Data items
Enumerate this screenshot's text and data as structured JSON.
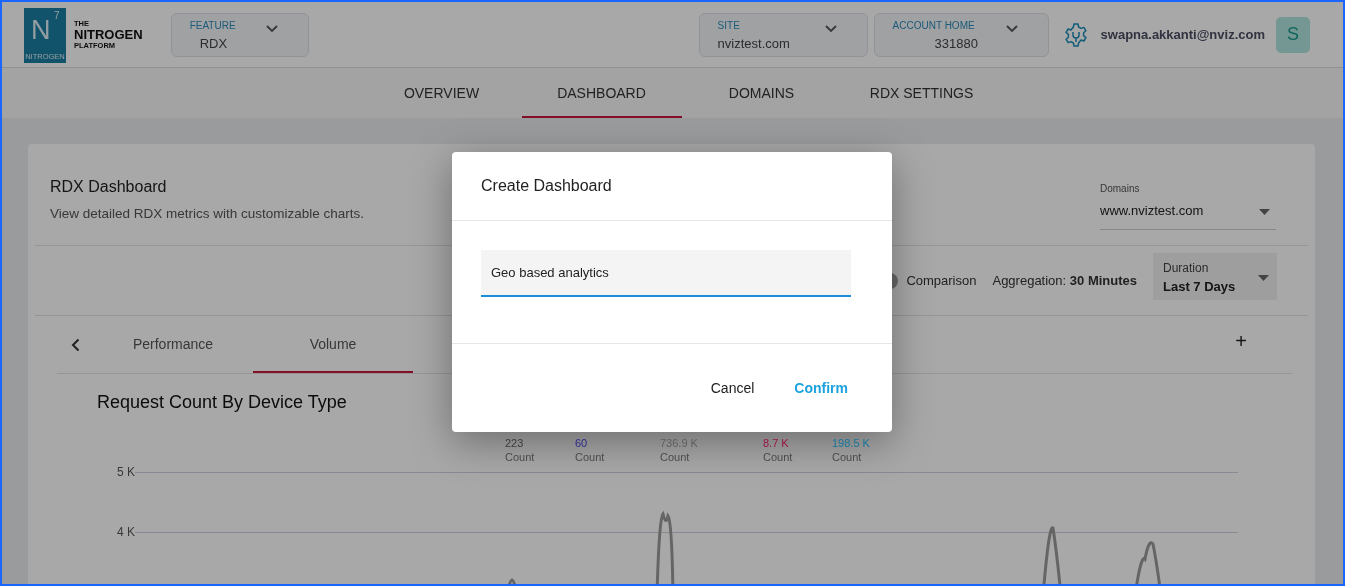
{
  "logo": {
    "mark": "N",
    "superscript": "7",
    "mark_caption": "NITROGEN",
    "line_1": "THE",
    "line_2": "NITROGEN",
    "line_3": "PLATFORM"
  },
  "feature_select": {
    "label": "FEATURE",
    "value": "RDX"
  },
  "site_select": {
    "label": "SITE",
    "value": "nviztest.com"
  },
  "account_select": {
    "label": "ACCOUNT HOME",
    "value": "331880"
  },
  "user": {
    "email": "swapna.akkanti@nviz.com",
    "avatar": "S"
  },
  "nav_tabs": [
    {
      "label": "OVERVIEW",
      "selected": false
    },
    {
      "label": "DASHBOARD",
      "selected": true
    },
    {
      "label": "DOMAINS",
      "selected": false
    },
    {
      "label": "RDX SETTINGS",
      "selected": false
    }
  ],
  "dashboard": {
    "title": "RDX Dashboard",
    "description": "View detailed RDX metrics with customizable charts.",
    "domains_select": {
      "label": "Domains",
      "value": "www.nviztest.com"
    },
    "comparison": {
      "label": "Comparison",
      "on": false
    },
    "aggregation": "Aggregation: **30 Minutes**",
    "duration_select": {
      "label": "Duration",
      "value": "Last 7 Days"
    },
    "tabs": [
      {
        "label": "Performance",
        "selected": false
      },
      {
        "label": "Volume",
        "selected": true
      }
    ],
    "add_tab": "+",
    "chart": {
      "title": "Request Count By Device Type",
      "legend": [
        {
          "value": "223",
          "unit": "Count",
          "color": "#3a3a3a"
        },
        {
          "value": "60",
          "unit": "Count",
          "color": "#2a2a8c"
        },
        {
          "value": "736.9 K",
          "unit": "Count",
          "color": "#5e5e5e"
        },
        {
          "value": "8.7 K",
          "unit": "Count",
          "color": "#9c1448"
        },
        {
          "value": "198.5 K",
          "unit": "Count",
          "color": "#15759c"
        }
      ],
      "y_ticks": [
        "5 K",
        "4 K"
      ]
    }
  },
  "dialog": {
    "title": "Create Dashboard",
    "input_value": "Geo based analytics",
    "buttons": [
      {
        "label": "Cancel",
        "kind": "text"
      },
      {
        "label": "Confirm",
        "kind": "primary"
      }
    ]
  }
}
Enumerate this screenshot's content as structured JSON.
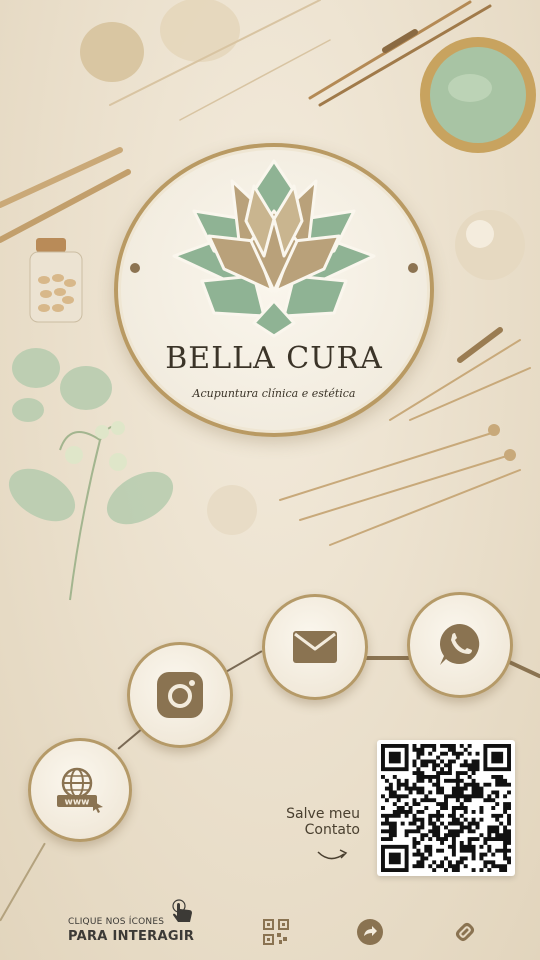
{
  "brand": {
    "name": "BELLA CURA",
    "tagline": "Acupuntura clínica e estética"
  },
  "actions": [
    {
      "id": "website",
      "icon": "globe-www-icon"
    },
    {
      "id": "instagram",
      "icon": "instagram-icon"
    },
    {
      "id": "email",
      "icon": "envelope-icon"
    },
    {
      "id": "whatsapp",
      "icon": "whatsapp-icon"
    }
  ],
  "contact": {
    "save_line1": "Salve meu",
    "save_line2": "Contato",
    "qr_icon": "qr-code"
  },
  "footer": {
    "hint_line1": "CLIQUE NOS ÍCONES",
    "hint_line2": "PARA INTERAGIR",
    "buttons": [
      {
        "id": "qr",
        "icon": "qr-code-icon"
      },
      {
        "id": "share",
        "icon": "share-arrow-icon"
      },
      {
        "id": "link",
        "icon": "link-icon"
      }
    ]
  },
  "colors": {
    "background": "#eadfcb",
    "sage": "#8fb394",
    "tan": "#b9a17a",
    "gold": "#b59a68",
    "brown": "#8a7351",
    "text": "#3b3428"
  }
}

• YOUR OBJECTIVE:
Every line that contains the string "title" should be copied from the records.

• YOUR SOLUTION:
    "title": "RDX Dashboard",
      "title": "Request Count By Device Type",
    "title": "Create Dashboard",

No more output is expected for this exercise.